*TASK DESCRIPTION*.
Within the listing below, how many lines feature the word "properties"? Reply with only that number.
----------------
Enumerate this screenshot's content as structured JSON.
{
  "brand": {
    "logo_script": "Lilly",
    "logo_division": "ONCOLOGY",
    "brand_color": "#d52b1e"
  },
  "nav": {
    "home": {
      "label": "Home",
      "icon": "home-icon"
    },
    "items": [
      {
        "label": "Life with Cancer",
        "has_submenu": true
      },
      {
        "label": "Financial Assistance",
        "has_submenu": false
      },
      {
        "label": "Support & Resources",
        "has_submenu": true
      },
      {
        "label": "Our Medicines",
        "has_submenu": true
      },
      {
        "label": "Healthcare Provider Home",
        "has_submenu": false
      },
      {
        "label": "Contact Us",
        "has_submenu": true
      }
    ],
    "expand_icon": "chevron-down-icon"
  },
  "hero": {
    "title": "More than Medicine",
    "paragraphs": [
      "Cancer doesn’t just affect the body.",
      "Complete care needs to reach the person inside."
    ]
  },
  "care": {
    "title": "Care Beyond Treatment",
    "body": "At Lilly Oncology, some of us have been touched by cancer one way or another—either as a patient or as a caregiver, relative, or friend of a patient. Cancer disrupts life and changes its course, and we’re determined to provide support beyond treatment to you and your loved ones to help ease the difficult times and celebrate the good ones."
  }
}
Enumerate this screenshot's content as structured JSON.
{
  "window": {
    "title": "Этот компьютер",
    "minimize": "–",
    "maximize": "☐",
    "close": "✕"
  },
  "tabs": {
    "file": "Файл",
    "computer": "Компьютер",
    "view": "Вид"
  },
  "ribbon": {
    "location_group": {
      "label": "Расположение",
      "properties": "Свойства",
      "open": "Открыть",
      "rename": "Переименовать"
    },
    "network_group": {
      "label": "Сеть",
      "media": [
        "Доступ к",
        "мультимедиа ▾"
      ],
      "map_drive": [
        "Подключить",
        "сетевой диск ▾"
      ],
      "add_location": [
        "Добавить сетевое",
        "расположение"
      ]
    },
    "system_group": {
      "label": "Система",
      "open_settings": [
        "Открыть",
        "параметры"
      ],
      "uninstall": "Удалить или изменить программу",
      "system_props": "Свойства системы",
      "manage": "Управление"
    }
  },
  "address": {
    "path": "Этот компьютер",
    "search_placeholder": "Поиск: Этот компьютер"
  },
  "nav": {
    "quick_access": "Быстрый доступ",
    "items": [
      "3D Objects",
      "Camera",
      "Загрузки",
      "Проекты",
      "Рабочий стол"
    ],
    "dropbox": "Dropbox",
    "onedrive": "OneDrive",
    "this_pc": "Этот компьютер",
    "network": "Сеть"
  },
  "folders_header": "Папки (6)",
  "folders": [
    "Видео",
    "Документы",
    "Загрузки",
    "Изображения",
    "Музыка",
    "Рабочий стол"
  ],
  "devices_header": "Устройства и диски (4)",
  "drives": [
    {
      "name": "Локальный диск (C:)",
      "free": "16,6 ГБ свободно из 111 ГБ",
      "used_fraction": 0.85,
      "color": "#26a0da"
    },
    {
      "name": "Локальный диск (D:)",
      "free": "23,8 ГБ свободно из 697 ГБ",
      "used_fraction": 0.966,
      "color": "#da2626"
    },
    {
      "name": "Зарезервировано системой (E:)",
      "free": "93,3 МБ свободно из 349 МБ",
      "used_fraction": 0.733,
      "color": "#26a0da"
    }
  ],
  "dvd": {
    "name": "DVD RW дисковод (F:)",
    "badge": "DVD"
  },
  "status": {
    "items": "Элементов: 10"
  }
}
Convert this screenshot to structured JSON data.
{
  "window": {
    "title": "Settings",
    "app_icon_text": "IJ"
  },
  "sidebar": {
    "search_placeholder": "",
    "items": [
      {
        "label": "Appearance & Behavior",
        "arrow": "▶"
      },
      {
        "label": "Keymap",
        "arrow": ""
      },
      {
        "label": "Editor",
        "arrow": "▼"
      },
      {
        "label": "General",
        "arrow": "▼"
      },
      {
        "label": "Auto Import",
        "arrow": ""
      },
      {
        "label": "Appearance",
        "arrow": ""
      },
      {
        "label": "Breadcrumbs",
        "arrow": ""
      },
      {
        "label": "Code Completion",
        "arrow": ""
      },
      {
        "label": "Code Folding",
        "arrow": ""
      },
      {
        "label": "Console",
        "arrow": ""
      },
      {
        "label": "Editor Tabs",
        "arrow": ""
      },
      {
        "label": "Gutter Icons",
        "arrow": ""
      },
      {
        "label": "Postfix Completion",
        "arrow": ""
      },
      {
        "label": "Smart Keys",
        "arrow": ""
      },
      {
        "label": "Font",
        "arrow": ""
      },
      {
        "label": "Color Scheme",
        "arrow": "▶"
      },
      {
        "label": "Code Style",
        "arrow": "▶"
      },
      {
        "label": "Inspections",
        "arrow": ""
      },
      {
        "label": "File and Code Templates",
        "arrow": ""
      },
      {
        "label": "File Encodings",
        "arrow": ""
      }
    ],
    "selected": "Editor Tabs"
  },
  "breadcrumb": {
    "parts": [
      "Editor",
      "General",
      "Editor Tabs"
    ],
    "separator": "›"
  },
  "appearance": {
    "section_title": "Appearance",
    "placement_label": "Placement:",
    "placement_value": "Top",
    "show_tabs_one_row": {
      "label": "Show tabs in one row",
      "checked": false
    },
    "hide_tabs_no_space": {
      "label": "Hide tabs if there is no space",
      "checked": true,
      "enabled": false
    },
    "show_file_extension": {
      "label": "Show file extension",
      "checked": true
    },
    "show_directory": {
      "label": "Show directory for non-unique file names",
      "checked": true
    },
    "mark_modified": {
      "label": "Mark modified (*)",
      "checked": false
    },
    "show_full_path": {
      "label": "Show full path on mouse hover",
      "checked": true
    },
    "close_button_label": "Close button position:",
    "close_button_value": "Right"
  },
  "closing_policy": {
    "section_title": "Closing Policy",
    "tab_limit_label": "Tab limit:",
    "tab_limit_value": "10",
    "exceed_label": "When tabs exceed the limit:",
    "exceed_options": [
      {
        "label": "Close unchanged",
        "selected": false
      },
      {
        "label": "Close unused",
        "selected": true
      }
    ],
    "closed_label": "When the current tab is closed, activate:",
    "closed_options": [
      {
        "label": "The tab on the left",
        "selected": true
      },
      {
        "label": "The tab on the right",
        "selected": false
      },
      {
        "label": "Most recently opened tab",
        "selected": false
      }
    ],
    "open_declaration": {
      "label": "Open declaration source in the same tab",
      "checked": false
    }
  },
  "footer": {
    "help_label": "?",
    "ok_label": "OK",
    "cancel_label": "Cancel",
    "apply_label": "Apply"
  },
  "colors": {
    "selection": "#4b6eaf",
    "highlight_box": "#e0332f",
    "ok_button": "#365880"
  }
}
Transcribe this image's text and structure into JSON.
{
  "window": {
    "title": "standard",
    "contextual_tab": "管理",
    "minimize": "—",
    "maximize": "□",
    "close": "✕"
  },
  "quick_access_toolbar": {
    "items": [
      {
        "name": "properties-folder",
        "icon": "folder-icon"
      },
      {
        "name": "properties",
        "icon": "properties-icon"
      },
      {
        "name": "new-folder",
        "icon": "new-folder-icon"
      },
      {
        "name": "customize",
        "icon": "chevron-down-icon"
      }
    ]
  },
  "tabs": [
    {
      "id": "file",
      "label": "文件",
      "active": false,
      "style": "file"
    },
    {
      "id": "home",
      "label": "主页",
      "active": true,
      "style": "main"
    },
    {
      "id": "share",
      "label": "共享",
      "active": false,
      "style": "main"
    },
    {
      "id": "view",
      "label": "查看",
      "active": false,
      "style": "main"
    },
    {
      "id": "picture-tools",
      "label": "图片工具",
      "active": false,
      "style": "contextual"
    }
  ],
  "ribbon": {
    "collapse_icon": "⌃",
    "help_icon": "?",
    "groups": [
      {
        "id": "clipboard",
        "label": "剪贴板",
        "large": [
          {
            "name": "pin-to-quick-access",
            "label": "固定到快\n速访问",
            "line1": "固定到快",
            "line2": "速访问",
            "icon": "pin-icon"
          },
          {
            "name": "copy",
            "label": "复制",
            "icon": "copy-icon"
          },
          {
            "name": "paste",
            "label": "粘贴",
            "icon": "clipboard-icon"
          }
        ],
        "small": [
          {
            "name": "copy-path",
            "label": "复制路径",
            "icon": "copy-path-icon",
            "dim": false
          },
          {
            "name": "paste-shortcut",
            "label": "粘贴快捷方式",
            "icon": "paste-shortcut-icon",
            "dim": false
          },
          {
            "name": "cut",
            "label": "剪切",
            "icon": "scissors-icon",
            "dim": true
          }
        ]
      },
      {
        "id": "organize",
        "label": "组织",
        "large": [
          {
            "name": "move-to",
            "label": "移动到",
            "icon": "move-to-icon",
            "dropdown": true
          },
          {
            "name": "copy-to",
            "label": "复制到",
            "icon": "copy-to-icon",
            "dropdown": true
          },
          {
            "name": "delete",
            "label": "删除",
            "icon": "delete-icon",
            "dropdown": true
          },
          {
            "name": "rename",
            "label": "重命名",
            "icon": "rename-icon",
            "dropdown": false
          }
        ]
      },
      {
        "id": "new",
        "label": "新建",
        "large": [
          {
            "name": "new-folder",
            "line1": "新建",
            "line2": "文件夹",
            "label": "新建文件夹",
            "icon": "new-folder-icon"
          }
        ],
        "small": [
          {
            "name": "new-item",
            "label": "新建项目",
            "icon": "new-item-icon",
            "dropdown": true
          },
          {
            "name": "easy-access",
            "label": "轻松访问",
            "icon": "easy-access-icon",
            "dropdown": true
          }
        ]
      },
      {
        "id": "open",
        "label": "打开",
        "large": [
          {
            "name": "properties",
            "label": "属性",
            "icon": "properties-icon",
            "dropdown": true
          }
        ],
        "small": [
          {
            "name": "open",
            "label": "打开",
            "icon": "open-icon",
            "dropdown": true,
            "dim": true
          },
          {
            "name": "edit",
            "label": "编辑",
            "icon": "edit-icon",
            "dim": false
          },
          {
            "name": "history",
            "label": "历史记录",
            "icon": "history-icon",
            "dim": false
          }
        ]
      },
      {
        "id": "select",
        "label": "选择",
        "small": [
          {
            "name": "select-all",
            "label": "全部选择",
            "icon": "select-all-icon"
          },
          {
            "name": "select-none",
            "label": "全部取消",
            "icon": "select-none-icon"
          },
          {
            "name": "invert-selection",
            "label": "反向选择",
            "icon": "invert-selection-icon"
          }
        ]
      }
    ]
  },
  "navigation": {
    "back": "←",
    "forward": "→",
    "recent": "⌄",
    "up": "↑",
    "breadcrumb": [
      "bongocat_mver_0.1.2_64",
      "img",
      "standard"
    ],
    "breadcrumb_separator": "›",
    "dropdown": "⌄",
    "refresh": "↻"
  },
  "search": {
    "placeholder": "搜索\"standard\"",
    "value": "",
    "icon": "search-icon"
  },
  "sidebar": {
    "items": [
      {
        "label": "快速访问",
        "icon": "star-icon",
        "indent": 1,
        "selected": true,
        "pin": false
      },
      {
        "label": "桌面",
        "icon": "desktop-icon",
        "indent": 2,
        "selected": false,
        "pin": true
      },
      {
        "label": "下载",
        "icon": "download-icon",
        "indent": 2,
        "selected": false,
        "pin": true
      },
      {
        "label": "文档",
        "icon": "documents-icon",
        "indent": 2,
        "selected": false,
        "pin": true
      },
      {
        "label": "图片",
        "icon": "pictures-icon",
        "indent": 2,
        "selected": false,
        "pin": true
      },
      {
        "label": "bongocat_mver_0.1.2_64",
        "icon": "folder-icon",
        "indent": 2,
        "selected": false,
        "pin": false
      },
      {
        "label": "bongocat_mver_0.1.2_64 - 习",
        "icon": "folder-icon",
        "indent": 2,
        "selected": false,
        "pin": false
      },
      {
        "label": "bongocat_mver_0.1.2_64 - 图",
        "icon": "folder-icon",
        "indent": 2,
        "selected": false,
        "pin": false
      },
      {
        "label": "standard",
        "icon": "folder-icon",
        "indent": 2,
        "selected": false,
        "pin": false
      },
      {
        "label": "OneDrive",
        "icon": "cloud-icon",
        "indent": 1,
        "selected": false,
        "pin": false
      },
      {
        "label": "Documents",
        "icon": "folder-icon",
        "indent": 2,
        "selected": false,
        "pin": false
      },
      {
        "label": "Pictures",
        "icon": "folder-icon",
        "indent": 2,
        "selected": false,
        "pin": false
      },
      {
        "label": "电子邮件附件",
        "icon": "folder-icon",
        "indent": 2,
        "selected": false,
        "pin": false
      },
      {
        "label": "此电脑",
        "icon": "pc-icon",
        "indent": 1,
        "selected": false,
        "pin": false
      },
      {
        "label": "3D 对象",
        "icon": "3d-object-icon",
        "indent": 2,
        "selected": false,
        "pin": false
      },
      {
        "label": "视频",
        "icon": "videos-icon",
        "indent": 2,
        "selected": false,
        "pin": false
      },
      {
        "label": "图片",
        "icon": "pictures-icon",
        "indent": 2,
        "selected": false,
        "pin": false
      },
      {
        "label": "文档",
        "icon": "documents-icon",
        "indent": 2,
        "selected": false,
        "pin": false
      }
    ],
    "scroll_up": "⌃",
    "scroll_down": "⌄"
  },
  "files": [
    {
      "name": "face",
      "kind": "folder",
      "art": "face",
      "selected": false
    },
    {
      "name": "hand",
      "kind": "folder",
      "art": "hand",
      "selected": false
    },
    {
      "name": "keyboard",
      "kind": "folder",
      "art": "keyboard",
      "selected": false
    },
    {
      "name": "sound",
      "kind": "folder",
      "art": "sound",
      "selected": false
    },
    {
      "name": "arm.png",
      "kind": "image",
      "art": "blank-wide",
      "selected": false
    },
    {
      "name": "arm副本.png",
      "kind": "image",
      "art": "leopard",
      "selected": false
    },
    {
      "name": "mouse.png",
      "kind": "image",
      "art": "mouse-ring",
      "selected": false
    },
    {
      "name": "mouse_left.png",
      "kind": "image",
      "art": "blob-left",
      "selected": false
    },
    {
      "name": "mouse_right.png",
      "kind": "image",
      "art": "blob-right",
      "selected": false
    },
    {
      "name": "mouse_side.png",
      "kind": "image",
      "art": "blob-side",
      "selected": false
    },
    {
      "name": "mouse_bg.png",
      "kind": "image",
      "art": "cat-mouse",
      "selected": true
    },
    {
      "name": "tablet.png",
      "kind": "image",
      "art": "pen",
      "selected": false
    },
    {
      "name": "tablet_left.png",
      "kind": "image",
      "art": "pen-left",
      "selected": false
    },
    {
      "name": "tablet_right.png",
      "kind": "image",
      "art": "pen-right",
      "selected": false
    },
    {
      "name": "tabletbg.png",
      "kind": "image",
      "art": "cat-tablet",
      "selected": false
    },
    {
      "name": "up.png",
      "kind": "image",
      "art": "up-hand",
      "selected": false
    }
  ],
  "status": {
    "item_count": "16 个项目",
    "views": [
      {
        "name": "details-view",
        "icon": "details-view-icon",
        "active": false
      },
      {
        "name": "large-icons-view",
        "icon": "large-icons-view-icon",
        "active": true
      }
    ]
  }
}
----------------
*WRITTEN RESPONSE*.
6